• [Prompt]
Keep only the lines of the listing that include the word "this", and copy them.

━━ Material provided

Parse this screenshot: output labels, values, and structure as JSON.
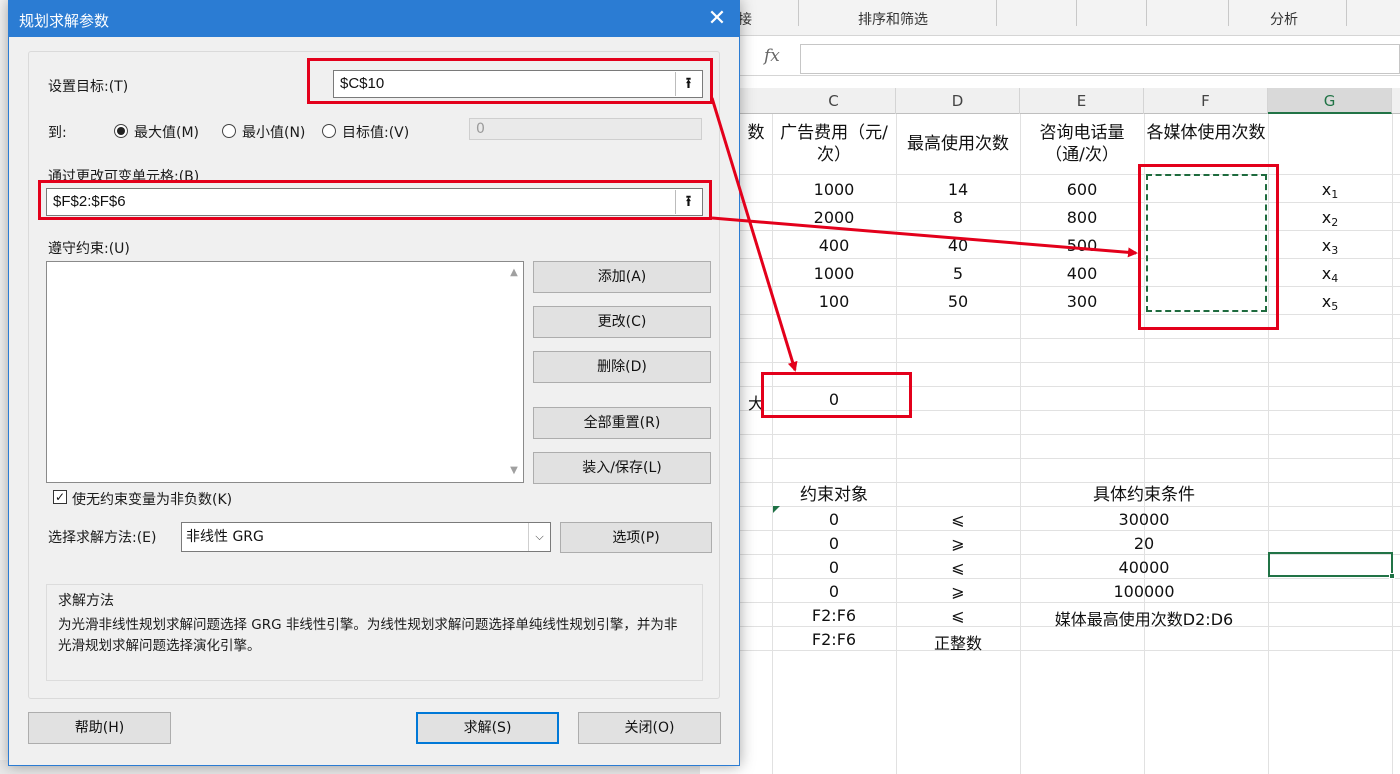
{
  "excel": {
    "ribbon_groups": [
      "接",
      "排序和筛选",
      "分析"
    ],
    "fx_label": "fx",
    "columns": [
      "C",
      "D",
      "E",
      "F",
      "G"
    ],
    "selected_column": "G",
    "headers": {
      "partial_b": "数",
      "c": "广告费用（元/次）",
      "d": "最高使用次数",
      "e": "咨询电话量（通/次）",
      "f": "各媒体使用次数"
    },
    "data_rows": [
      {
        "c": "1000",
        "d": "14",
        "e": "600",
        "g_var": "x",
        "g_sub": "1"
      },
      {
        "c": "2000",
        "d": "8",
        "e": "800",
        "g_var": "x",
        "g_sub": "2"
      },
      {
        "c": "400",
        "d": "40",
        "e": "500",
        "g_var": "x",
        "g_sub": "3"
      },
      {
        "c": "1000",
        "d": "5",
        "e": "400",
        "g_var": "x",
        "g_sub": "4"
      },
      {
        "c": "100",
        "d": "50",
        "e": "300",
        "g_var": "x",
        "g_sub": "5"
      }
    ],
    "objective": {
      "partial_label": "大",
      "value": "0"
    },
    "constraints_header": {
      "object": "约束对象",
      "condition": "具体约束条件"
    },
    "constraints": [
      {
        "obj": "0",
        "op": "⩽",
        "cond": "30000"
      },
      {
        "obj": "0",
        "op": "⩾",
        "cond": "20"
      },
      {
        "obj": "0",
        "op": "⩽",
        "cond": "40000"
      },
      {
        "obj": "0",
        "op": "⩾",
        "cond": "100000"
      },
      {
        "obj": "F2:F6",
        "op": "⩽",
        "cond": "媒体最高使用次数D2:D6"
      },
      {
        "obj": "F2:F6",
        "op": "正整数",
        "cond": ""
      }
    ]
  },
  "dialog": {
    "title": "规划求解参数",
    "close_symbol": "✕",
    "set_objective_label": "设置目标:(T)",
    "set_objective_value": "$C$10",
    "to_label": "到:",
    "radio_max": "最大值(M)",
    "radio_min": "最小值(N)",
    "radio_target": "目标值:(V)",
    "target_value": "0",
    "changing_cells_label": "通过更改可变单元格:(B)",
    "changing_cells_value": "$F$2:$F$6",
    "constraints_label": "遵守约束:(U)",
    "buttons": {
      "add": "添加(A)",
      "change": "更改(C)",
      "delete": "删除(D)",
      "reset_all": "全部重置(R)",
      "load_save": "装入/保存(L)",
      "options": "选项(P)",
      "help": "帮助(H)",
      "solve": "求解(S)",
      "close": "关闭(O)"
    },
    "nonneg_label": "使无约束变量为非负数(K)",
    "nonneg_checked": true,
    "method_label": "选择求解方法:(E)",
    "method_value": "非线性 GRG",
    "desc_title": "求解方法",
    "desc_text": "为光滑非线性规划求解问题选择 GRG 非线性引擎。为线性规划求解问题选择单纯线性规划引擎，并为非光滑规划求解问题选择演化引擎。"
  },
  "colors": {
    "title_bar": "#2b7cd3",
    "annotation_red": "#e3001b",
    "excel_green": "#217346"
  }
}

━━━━
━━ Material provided

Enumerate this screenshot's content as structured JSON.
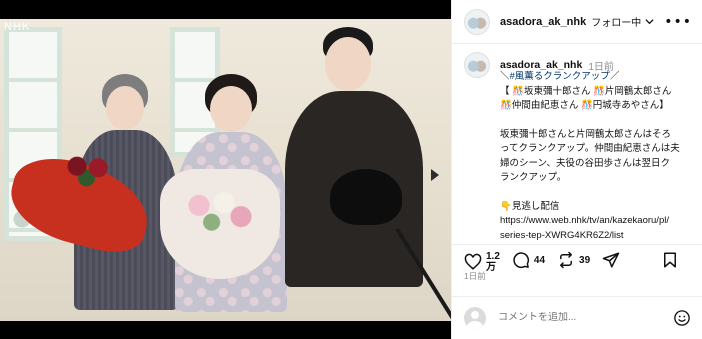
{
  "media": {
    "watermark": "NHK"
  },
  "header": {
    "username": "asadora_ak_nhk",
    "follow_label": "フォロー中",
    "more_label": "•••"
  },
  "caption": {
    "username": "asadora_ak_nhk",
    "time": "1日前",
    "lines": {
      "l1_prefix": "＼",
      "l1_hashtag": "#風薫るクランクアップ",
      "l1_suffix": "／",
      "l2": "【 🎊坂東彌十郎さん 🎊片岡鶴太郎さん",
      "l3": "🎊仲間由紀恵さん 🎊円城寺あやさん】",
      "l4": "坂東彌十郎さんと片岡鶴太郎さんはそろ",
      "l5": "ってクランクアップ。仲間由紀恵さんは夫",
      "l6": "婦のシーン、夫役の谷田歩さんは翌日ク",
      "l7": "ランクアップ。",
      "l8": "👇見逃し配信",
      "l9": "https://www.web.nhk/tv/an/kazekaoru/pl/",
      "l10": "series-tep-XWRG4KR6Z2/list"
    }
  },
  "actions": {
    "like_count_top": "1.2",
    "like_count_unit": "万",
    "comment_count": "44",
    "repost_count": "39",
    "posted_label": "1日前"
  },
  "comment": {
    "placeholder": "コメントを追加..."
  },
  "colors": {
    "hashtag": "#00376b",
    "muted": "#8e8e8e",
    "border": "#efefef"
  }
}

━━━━
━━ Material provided

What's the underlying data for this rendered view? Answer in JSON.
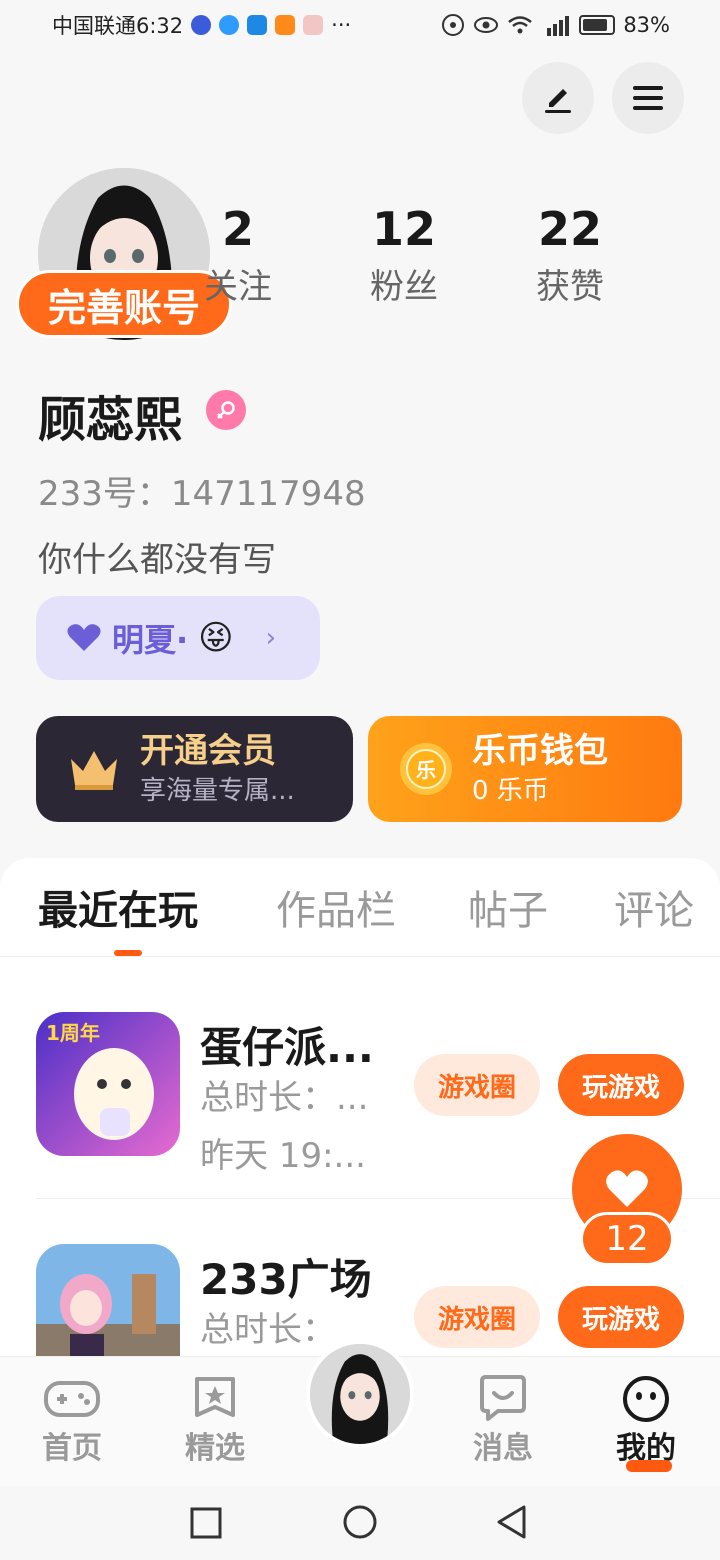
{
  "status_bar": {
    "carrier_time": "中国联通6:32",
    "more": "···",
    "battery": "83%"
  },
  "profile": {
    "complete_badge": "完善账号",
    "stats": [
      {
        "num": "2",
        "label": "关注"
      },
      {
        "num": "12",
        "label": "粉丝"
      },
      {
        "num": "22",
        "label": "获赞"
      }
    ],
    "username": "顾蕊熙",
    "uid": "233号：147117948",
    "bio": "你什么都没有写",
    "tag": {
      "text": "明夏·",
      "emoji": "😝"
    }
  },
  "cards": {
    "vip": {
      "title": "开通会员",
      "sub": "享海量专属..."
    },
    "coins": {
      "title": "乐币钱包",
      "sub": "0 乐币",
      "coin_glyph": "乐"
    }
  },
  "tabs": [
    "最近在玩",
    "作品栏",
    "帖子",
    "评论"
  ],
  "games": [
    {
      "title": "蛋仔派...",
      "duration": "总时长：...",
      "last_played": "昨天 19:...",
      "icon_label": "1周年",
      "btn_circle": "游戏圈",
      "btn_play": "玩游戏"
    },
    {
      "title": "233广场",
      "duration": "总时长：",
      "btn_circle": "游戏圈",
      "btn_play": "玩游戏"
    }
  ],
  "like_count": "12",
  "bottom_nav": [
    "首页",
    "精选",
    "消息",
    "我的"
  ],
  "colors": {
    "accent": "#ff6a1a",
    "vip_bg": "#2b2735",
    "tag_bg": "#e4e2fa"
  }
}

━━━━

• [Answer section]
Parse this screenshot: output labels, values, and structure as JSON.
Enumerate this screenshot's content as structured JSON.
What's the underlying data for this rendered view? Answer in JSON.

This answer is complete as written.